▶ What the task asks
The entries below are to be returned as written, with all pictures dropped.

▶ Task data
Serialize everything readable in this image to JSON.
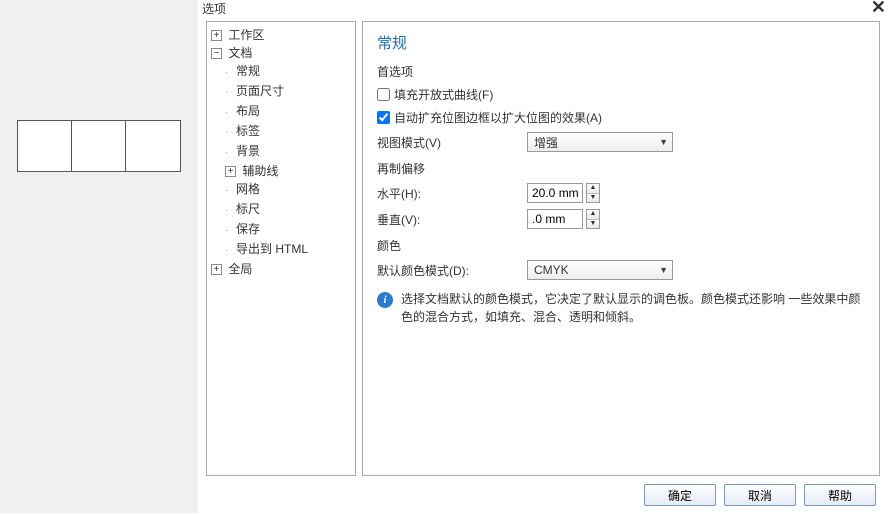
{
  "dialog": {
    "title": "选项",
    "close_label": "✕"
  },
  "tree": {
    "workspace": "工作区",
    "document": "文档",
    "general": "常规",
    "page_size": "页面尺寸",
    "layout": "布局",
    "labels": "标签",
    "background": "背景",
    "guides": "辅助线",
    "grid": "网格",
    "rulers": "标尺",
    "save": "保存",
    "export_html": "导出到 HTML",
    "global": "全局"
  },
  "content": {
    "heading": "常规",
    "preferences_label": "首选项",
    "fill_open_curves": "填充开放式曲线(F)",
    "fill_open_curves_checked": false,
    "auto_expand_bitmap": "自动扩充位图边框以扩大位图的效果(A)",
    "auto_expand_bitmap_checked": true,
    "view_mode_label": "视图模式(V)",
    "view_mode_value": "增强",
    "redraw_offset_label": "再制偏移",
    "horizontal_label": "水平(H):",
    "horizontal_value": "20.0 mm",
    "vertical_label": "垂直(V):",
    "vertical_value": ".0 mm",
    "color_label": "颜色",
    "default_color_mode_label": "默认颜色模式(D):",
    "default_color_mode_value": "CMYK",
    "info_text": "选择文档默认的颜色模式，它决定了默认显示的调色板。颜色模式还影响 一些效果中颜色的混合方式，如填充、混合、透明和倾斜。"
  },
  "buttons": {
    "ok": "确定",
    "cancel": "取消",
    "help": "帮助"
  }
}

▶ Output of the exercise
Serialize everything readable in this image to JSON.
{
  "dialog": {
    "title": "选项",
    "close_label": "✕"
  },
  "tree": {
    "workspace": "工作区",
    "document": "文档",
    "general": "常规",
    "page_size": "页面尺寸",
    "layout": "布局",
    "labels": "标签",
    "background": "背景",
    "guides": "辅助线",
    "grid": "网格",
    "rulers": "标尺",
    "save": "保存",
    "export_html": "导出到 HTML",
    "global": "全局"
  },
  "content": {
    "heading": "常规",
    "preferences_label": "首选项",
    "fill_open_curves": "填充开放式曲线(F)",
    "fill_open_curves_checked": false,
    "auto_expand_bitmap": "自动扩充位图边框以扩大位图的效果(A)",
    "auto_expand_bitmap_checked": true,
    "view_mode_label": "视图模式(V)",
    "view_mode_value": "增强",
    "redraw_offset_label": "再制偏移",
    "horizontal_label": "水平(H):",
    "horizontal_value": "20.0 mm",
    "vertical_label": "垂直(V):",
    "vertical_value": ".0 mm",
    "color_label": "颜色",
    "default_color_mode_label": "默认颜色模式(D):",
    "default_color_mode_value": "CMYK",
    "info_text": "选择文档默认的颜色模式，它决定了默认显示的调色板。颜色模式还影响 一些效果中颜色的混合方式，如填充、混合、透明和倾斜。"
  },
  "buttons": {
    "ok": "确定",
    "cancel": "取消",
    "help": "帮助"
  }
}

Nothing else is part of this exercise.